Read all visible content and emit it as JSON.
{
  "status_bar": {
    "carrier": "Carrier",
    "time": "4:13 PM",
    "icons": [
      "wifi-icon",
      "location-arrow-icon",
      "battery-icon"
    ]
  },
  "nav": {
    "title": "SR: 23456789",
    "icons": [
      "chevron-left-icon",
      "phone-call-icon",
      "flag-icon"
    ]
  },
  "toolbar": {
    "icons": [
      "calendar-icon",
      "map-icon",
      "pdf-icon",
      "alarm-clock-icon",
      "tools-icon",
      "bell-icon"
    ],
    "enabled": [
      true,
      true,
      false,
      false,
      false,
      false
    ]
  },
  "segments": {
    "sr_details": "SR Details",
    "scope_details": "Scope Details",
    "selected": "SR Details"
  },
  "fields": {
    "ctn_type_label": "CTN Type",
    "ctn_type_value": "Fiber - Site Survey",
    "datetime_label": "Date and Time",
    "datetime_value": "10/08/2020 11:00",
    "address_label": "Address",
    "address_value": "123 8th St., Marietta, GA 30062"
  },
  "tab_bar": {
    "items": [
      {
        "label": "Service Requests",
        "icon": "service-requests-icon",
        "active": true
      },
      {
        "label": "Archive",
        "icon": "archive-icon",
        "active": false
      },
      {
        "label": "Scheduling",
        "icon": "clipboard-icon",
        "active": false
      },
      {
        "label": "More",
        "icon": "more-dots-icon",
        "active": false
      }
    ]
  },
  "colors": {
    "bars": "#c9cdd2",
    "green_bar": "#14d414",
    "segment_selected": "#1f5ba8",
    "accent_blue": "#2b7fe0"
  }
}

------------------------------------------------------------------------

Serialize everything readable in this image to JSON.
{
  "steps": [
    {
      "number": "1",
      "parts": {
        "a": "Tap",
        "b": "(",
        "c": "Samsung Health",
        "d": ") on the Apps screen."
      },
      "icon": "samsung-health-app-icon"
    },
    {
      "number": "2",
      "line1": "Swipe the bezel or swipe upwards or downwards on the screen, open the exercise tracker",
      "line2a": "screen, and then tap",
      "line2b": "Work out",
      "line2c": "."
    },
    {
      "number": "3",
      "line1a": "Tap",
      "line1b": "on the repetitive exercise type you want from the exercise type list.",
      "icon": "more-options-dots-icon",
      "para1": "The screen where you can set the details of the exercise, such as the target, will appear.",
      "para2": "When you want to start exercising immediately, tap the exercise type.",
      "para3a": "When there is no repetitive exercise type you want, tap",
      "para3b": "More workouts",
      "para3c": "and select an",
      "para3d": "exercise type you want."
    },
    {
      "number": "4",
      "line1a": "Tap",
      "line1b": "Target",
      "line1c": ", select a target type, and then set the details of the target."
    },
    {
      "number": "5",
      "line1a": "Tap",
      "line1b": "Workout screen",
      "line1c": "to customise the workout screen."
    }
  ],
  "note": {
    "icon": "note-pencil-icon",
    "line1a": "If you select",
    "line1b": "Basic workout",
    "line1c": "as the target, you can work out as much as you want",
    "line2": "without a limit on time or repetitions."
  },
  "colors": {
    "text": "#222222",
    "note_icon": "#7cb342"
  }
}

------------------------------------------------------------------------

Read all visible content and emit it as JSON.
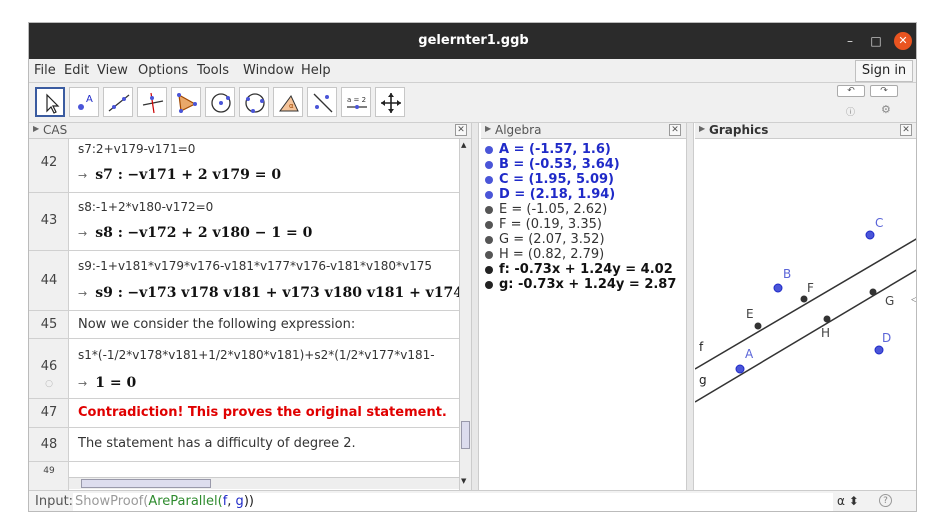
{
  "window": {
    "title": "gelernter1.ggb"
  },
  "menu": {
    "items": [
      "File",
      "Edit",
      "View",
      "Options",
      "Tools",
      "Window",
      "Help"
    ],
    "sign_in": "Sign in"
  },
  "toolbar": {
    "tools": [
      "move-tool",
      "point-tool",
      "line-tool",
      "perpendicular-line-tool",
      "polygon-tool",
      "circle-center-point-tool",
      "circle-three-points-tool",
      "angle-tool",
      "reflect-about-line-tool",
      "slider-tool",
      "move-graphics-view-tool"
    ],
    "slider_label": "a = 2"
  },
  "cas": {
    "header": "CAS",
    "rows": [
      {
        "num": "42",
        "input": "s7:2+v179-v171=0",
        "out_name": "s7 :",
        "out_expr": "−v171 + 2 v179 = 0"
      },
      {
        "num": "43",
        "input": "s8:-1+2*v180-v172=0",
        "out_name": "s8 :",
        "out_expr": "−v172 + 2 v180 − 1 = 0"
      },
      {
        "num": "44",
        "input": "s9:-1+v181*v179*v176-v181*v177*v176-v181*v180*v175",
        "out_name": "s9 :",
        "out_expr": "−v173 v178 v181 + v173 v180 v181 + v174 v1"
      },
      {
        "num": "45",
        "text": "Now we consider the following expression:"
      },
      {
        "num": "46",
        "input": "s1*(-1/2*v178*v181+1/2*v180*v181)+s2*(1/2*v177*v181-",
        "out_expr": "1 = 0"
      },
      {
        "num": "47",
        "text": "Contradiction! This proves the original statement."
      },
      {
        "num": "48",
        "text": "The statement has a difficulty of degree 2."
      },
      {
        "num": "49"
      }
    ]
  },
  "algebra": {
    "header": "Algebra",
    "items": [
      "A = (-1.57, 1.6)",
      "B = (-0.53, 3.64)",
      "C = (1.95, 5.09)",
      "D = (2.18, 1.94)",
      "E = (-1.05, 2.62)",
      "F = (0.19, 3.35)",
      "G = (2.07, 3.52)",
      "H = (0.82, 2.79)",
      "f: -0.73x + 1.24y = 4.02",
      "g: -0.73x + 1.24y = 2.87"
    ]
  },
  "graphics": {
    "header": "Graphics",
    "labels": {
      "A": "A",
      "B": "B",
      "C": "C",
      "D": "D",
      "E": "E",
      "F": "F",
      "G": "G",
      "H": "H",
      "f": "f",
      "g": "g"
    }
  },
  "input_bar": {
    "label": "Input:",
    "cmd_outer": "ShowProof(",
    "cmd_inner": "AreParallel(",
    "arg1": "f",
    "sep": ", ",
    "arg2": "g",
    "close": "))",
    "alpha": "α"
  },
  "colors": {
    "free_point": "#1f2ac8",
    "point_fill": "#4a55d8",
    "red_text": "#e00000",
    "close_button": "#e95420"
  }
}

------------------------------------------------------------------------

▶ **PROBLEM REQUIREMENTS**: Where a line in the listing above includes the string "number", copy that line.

▶ **EXERCISE OUTPUT**:
      "number": "1",
      "number": "2",
      "number": "3",
      "number": "4",
      "number": "5",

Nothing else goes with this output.